I'm Sure This Will Work Out Great

When we talk about morality, we talk about reason, about the experience of pleasure or pain, and about the virtues. People who make robots appear to think that that morality comes down to a combination of culture and guilt.
Rosa views AI as a child, a blank slate onto which basic values can be inscribed, and which will, in time, be able to apply those principles in unforeseen scenarios. The logic is sound. Humans acquire an intuitive sense of what’s ethically acceptable by watching how others behave (albeit with the danger that we may learn bad behaviour when presented with the wrong role models).

GoodAI polices the acquisition of values by providing a digital mentor, and then slowly ramps up the complexity of situations in which the AI must make decisions. Parents don’t just let their children wander into a road, Rosa argues. Instead they introduce them to traffic slowly. “In the same way we expose the AI to increasingly complex environments where it can build upon previously learned knowledge and receive feedback from our team.”...

To help robots and their creators navigate such questions on the battlefield, Arkin has been working on a model that differs from that of GoodAI. The “ethical adapter”, as it’s known, seeks to simulate human emotions, rather than emulate human behaviour, in order to help robots to learn from their mistakes. His system allows a robot to experience something similar to human guilt. “Guilt is a mechanism that discourages us from repeating a particular behaviour,” he explains. It is, therefore, a useful learning tool, not only in humans, but also in robots.

“Imagine an agent is in the field and conducts a battle damage assessment both before and after firing a weapon,” explains Arkin. “If the battle damage has been exceeded by a significant proportion, the agent experiences something analogous to guilt.” The sense of guilt increases each time, for example, there’s more collateral damage than was expected. “At a certain threshold the agent will stop using a particular weapon system. Then, beyond that, it will stop using weapons systems altogether.”
I'm sure you'll have a lot of success getting that military contract you're after with a robot that will teach itself to stop using its weapons systems in the middle of combat.

There seems to be a complete lack of awareness that morality isn't just what you're taught, plus what you feel. The closest thing they get to admitting that moral principles exist is to run them down as a source of moral norms, because they don't change with the culture. Moral relativity isn't just the assumption, it's assumed to be morally good.

If that's true, of course, then there's at least one thing that is good in and of itself. What makes it good? When you AI makers start to grapple with that question, you'll begin to figure out why the games you're playing are not adequate.


Eric Blair said...

Craptastic algorithm there. Microsoft tried something like this already and it failed spectacularly.

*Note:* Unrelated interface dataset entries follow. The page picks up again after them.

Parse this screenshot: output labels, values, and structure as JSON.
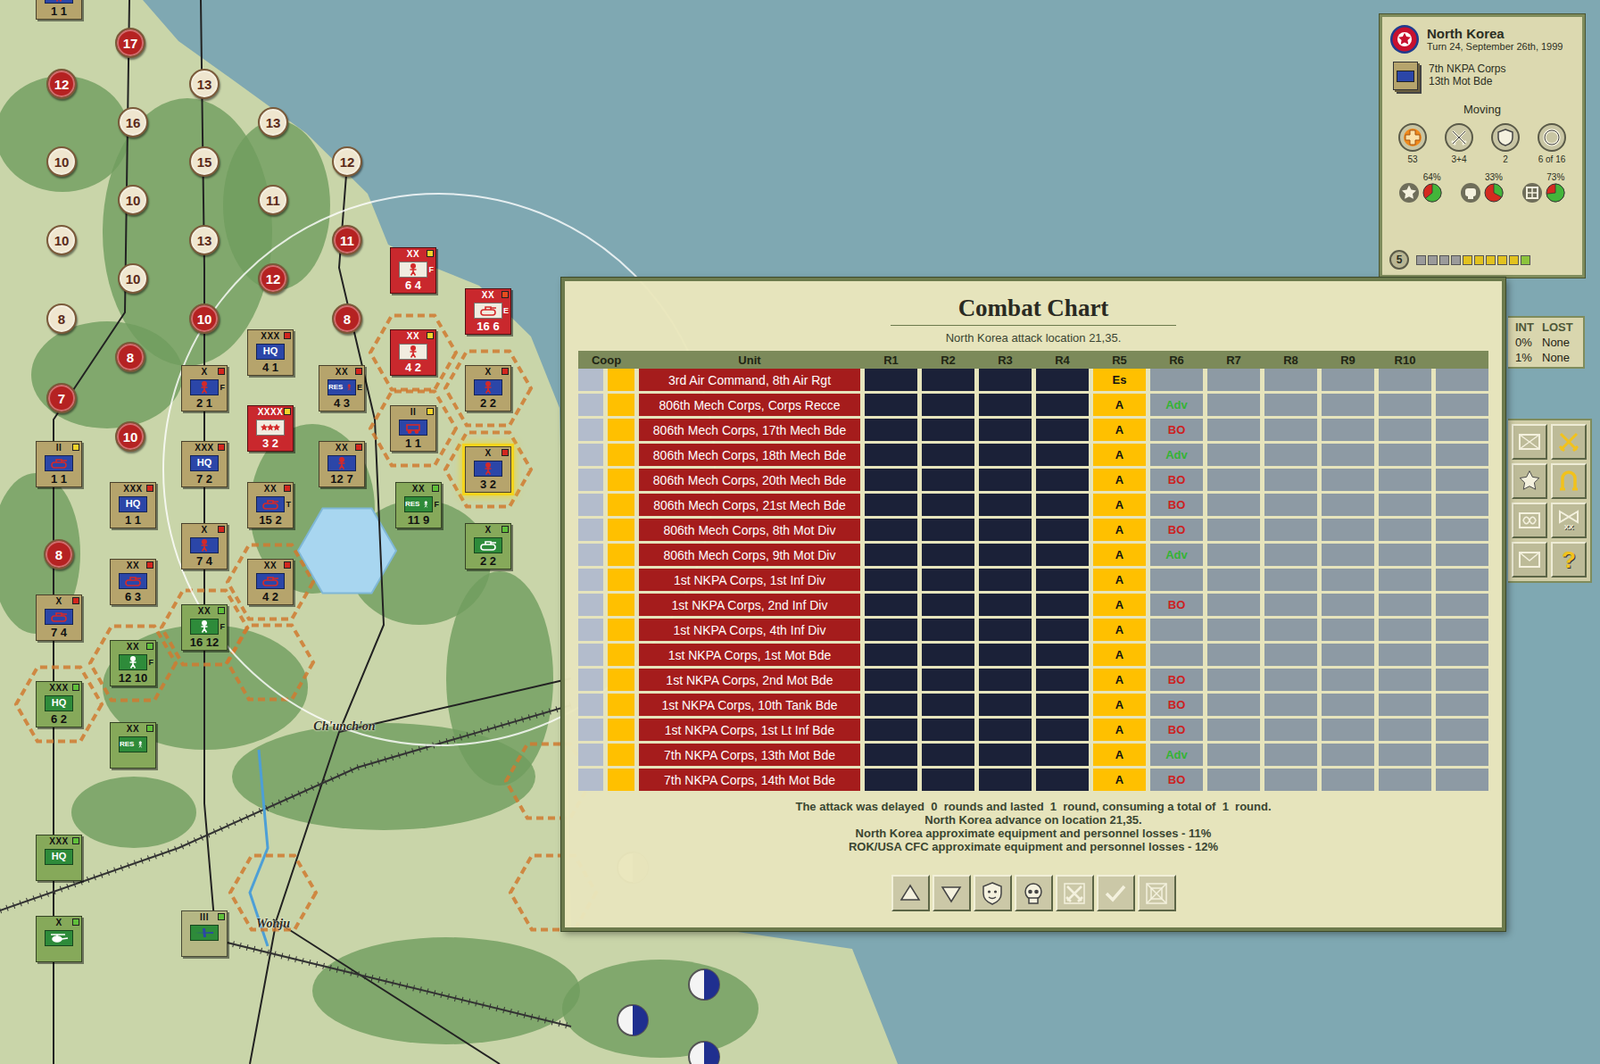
{
  "map": {
    "places": [
      {
        "name": "Ch'unch'on"
      },
      {
        "name": "Wonju"
      }
    ],
    "victory_points": [
      {
        "value": "17",
        "color": "#b52222"
      },
      {
        "value": "12",
        "color": "#b52222"
      },
      {
        "value": "13",
        "color": "#efe6cf"
      },
      {
        "value": "16",
        "color": "#efe6cf"
      },
      {
        "value": "13",
        "color": "#efe6cf"
      },
      {
        "value": "10",
        "color": "#efe6cf"
      },
      {
        "value": "15",
        "color": "#efe6cf"
      },
      {
        "value": "12",
        "color": "#efe6cf"
      },
      {
        "value": "10",
        "color": "#efe6cf"
      },
      {
        "value": "11",
        "color": "#efe6cf"
      },
      {
        "value": "10",
        "color": "#efe6cf"
      },
      {
        "value": "13",
        "color": "#efe6cf"
      },
      {
        "value": "11",
        "color": "#b52222"
      },
      {
        "value": "10",
        "color": "#efe6cf"
      },
      {
        "value": "12",
        "color": "#b52222"
      },
      {
        "value": "8",
        "color": "#efe6cf"
      },
      {
        "value": "10",
        "color": "#b52222"
      },
      {
        "value": "8",
        "color": "#b52222"
      },
      {
        "value": "8",
        "color": "#b52222"
      },
      {
        "value": "7",
        "color": "#b52222"
      },
      {
        "value": "10",
        "color": "#b52222"
      },
      {
        "value": "8",
        "color": "#b52222"
      }
    ],
    "units": [
      {
        "echelon": "XX",
        "kind": "infantry",
        "badge": "",
        "numbers": "6 4",
        "side_letter": "F",
        "color": "#c9282d",
        "status": "#f2d22a",
        "force": "nkpa",
        "selected": false
      },
      {
        "echelon": "XX",
        "kind": "armor",
        "badge": "",
        "numbers": "16 6",
        "side_letter": "E",
        "color": "#c9282d",
        "status": "#e64b1e",
        "force": "nkpa",
        "selected": false
      },
      {
        "echelon": "XX",
        "kind": "infantry",
        "badge": "",
        "numbers": "4 2",
        "side_letter": "",
        "color": "#c9282d",
        "status": "#f2d22a",
        "force": "nkpa",
        "selected": false
      },
      {
        "echelon": "XXXX",
        "kind": "stars",
        "badge": "",
        "numbers": "3 2",
        "side_letter": "",
        "color": "#c9282d",
        "status": "#f2d22a",
        "force": "nkpa",
        "selected": false
      },
      {
        "echelon": "X",
        "kind": "infantry",
        "badge": "",
        "numbers": "2 1",
        "side_letter": "F",
        "color": "#b6a46c",
        "status": "#d2261e",
        "force": "nkpa",
        "selected": false
      },
      {
        "echelon": "XXX",
        "kind": "hq",
        "badge": "HQ",
        "numbers": "4 1",
        "side_letter": "",
        "color": "#b6a46c",
        "status": "#d2261e",
        "force": "nkpa",
        "selected": false
      },
      {
        "echelon": "XX",
        "kind": "res",
        "badge": "RES",
        "numbers": "4 3",
        "side_letter": "E",
        "color": "#b6a46c",
        "status": "#d2261e",
        "force": "nkpa",
        "selected": false
      },
      {
        "echelon": "II",
        "kind": "recon",
        "badge": "",
        "numbers": "1 1",
        "side_letter": "",
        "color": "#b6a46c",
        "status": "#f2d22a",
        "force": "nkpa",
        "selected": false
      },
      {
        "echelon": "X",
        "kind": "infantry",
        "badge": "",
        "numbers": "2 2",
        "side_letter": "",
        "color": "#b6a46c",
        "status": "#d2261e",
        "force": "nkpa",
        "selected": false
      },
      {
        "echelon": "X",
        "kind": "infantry",
        "badge": "",
        "numbers": "3 2",
        "side_letter": "",
        "color": "#b6a46c",
        "status": "#d2261e",
        "force": "nkpa",
        "selected": true
      },
      {
        "echelon": "XX",
        "kind": "infantry",
        "badge": "",
        "numbers": "12 7",
        "side_letter": "",
        "color": "#b6a46c",
        "status": "#d2261e",
        "force": "nkpa",
        "selected": false
      },
      {
        "echelon": "XXX",
        "kind": "hq",
        "badge": "HQ",
        "numbers": "7 2",
        "side_letter": "",
        "color": "#b6a46c",
        "status": "#d2261e",
        "force": "nkpa",
        "selected": false
      },
      {
        "echelon": "XX",
        "kind": "armor",
        "badge": "",
        "numbers": "15 2",
        "side_letter": "T",
        "color": "#b6a46c",
        "status": "#d2261e",
        "force": "nkpa",
        "selected": false
      },
      {
        "echelon": "X",
        "kind": "infantry",
        "badge": "",
        "numbers": "7 4",
        "side_letter": "",
        "color": "#b6a46c",
        "status": "#d2261e",
        "force": "nkpa",
        "selected": false
      },
      {
        "echelon": "XX",
        "kind": "armor",
        "badge": "",
        "numbers": "4 2",
        "side_letter": "",
        "color": "#b6a46c",
        "status": "#d2261e",
        "force": "nkpa",
        "selected": false
      },
      {
        "echelon": "XXX",
        "kind": "hq",
        "badge": "HQ",
        "numbers": "1 1",
        "side_letter": "",
        "color": "#b6a46c",
        "status": "#d2261e",
        "force": "nkpa",
        "selected": false
      },
      {
        "echelon": "II",
        "kind": "armor",
        "badge": "",
        "numbers": "1 1",
        "side_letter": "",
        "color": "#b6a46c",
        "status": "#f2d22a",
        "force": "nkpa",
        "selected": false
      },
      {
        "echelon": "XX",
        "kind": "armor",
        "badge": "",
        "numbers": "6 3",
        "side_letter": "",
        "color": "#b6a46c",
        "status": "#d2261e",
        "force": "nkpa",
        "selected": false
      },
      {
        "echelon": "X",
        "kind": "armor",
        "badge": "",
        "numbers": "7 4",
        "side_letter": "",
        "color": "#b6a46c",
        "status": "#d2261e",
        "force": "nkpa",
        "selected": false
      },
      {
        "echelon": "",
        "kind": "infantry",
        "badge": "",
        "numbers": "1 1",
        "side_letter": "",
        "color": "#b6a46c",
        "status": "#f2d22a",
        "force": "nkpa",
        "selected": false
      },
      {
        "echelon": "XX",
        "kind": "res",
        "badge": "RES",
        "numbers": "11 9",
        "side_letter": "F",
        "color": "#86a95a",
        "status": "#5fbf3a",
        "force": "rok",
        "selected": false
      },
      {
        "echelon": "X",
        "kind": "armor",
        "badge": "",
        "numbers": "2 2",
        "side_letter": "",
        "color": "#86a95a",
        "status": "#5fbf3a",
        "force": "rok",
        "selected": false
      },
      {
        "echelon": "XX",
        "kind": "infantry",
        "badge": "",
        "numbers": "16 12",
        "side_letter": "F",
        "color": "#86a95a",
        "status": "#5fbf3a",
        "force": "rok",
        "selected": false
      },
      {
        "echelon": "XX",
        "kind": "infantry",
        "badge": "",
        "numbers": "12 10",
        "side_letter": "F",
        "color": "#86a95a",
        "status": "#5fbf3a",
        "force": "rok",
        "selected": false
      },
      {
        "echelon": "XXX",
        "kind": "hq",
        "badge": "HQ",
        "numbers": "6 2",
        "side_letter": "",
        "color": "#86a95a",
        "status": "#5fbf3a",
        "force": "rok",
        "selected": false
      },
      {
        "echelon": "XX",
        "kind": "res",
        "badge": "RES",
        "numbers": "",
        "side_letter": "",
        "color": "#86a95a",
        "status": "#5fbf3a",
        "force": "rok",
        "selected": false
      },
      {
        "echelon": "XXX",
        "kind": "hq",
        "badge": "HQ",
        "numbers": "",
        "side_letter": "",
        "color": "#86a95a",
        "status": "#5fbf3a",
        "force": "rok",
        "selected": false
      },
      {
        "echelon": "X",
        "kind": "heli",
        "badge": "",
        "numbers": "",
        "side_letter": "",
        "color": "#86a95a",
        "status": "#5fbf3a",
        "force": "rok",
        "selected": false
      },
      {
        "echelon": "III",
        "kind": "air",
        "badge": "",
        "numbers": "",
        "side_letter": "",
        "color": "#b5b784",
        "status": "#5fbf3a",
        "force": "rok",
        "selected": false
      }
    ]
  },
  "info_panel": {
    "nation": "North Korea",
    "turn": "Turn 24, September 26th, 1999",
    "corps": "7th NKPA Corps",
    "unit": "13th Mot Bde",
    "mode": "Moving",
    "stats": [
      {
        "kind": "medical",
        "label": "53"
      },
      {
        "kind": "attack",
        "label": "3+4"
      },
      {
        "kind": "defense",
        "label": "2"
      },
      {
        "kind": "move",
        "label": "6 of 16"
      }
    ],
    "ratings": [
      {
        "kind": "experience",
        "reading": "64%",
        "level": 0.64
      },
      {
        "kind": "morale",
        "reading": "33%",
        "level": 0.33
      },
      {
        "kind": "supply",
        "reading": "73%",
        "level": 0.73
      }
    ],
    "readiness": {
      "value": "5",
      "squares": [
        {
          "color": "#9b9b9b"
        },
        {
          "color": "#9b9b9b"
        },
        {
          "color": "#9b9b9b"
        },
        {
          "color": "#9b9b9b"
        },
        {
          "color": "#e2c21f"
        },
        {
          "color": "#e2c21f"
        },
        {
          "color": "#e2c21f"
        },
        {
          "color": "#e2c21f"
        },
        {
          "color": "#e2c21f"
        },
        {
          "color": "#8cc43c"
        }
      ]
    }
  },
  "side_table": {
    "columns": [
      "INT",
      "LOST"
    ],
    "rows": [
      [
        "0%",
        "None"
      ],
      [
        "1%",
        "None"
      ]
    ]
  },
  "tool_buttons": [
    {
      "kind": "report",
      "label": ""
    },
    {
      "kind": "attack",
      "label": ""
    },
    {
      "kind": "star",
      "label": ""
    },
    {
      "kind": "retreat",
      "label": ""
    },
    {
      "kind": "stack",
      "label": ""
    },
    {
      "kind": "corps",
      "label": "XX"
    },
    {
      "kind": "mail",
      "label": ""
    },
    {
      "kind": "help",
      "label": "?"
    }
  ],
  "combat_chart": {
    "title": "Combat Chart",
    "subtitle": "North Korea attack location 21,35.",
    "columns": [
      "Coop",
      "Unit",
      "R1",
      "R2",
      "R3",
      "R4",
      "R5",
      "R6",
      "R7",
      "R8",
      "R9",
      "R10"
    ],
    "round_kinds": [
      "done",
      "done",
      "done",
      "done",
      "current",
      "next",
      "empty",
      "empty",
      "empty",
      "empty",
      "empty"
    ],
    "rows": [
      {
        "unit": "3rd Air Command, 8th Air Rgt",
        "cells": [
          "",
          "",
          "",
          "",
          "Es",
          "",
          "",
          "",
          "",
          "",
          ""
        ],
        "outcome_color": "#cc1f1f"
      },
      {
        "unit": "806th Mech Corps, Corps Recce",
        "cells": [
          "",
          "",
          "",
          "",
          "A",
          "Adv",
          "",
          "",
          "",
          "",
          ""
        ],
        "outcome_color": "#35b335"
      },
      {
        "unit": "806th Mech Corps, 17th Mech Bde",
        "cells": [
          "",
          "",
          "",
          "",
          "A",
          "BO",
          "",
          "",
          "",
          "",
          ""
        ],
        "outcome_color": "#cc1f1f"
      },
      {
        "unit": "806th Mech Corps, 18th Mech Bde",
        "cells": [
          "",
          "",
          "",
          "",
          "A",
          "Adv",
          "",
          "",
          "",
          "",
          ""
        ],
        "outcome_color": "#35b335"
      },
      {
        "unit": "806th Mech Corps, 20th Mech Bde",
        "cells": [
          "",
          "",
          "",
          "",
          "A",
          "BO",
          "",
          "",
          "",
          "",
          ""
        ],
        "outcome_color": "#cc1f1f"
      },
      {
        "unit": "806th Mech Corps, 21st Mech Bde",
        "cells": [
          "",
          "",
          "",
          "",
          "A",
          "BO",
          "",
          "",
          "",
          "",
          ""
        ],
        "outcome_color": "#cc1f1f"
      },
      {
        "unit": "806th Mech Corps, 8th Mot Div",
        "cells": [
          "",
          "",
          "",
          "",
          "A",
          "BO",
          "",
          "",
          "",
          "",
          ""
        ],
        "outcome_color": "#cc1f1f"
      },
      {
        "unit": "806th Mech Corps, 9th Mot Div",
        "cells": [
          "",
          "",
          "",
          "",
          "A",
          "Adv",
          "",
          "",
          "",
          "",
          ""
        ],
        "outcome_color": "#35b335"
      },
      {
        "unit": "1st NKPA Corps, 1st Inf Div",
        "cells": [
          "",
          "",
          "",
          "",
          "A",
          "",
          "",
          "",
          "",
          "",
          ""
        ],
        "outcome_color": "#cc1f1f"
      },
      {
        "unit": "1st NKPA Corps, 2nd Inf Div",
        "cells": [
          "",
          "",
          "",
          "",
          "A",
          "BO",
          "",
          "",
          "",
          "",
          ""
        ],
        "outcome_color": "#cc1f1f"
      },
      {
        "unit": "1st NKPA Corps, 4th Inf Div",
        "cells": [
          "",
          "",
          "",
          "",
          "A",
          "",
          "",
          "",
          "",
          "",
          ""
        ],
        "outcome_color": "#cc1f1f"
      },
      {
        "unit": "1st NKPA Corps, 1st Mot Bde",
        "cells": [
          "",
          "",
          "",
          "",
          "A",
          "",
          "",
          "",
          "",
          "",
          ""
        ],
        "outcome_color": "#cc1f1f"
      },
      {
        "unit": "1st NKPA Corps, 2nd Mot Bde",
        "cells": [
          "",
          "",
          "",
          "",
          "A",
          "BO",
          "",
          "",
          "",
          "",
          ""
        ],
        "outcome_color": "#cc1f1f"
      },
      {
        "unit": "1st NKPA Corps, 10th Tank Bde",
        "cells": [
          "",
          "",
          "",
          "",
          "A",
          "BO",
          "",
          "",
          "",
          "",
          ""
        ],
        "outcome_color": "#cc1f1f"
      },
      {
        "unit": "1st NKPA Corps, 1st Lt Inf Bde",
        "cells": [
          "",
          "",
          "",
          "",
          "A",
          "BO",
          "",
          "",
          "",
          "",
          ""
        ],
        "outcome_color": "#cc1f1f"
      },
      {
        "unit": "7th NKPA Corps, 13th Mot Bde",
        "cells": [
          "",
          "",
          "",
          "",
          "A",
          "Adv",
          "",
          "",
          "",
          "",
          ""
        ],
        "outcome_color": "#35b335"
      },
      {
        "unit": "7th NKPA Corps, 14th Mot Bde",
        "cells": [
          "",
          "",
          "",
          "",
          "A",
          "BO",
          "",
          "",
          "",
          "",
          ""
        ],
        "outcome_color": "#cc1f1f"
      }
    ],
    "footer": [
      "The attack was delayed  0  rounds and lasted  1  round, consuming a total of  1  round.",
      "North Korea advance on location 21,35.",
      "North Korea approximate equipment and personnel losses - 11%",
      "ROK/USA CFC approximate equipment and personnel losses - 12%"
    ]
  }
}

Ymar Sakar said...

Google recently bought up 5 military robotics manufacturers. Good days for cybernetic immortality and the mark of secular power, novus ordo seclorum

2045 is the projected day for that.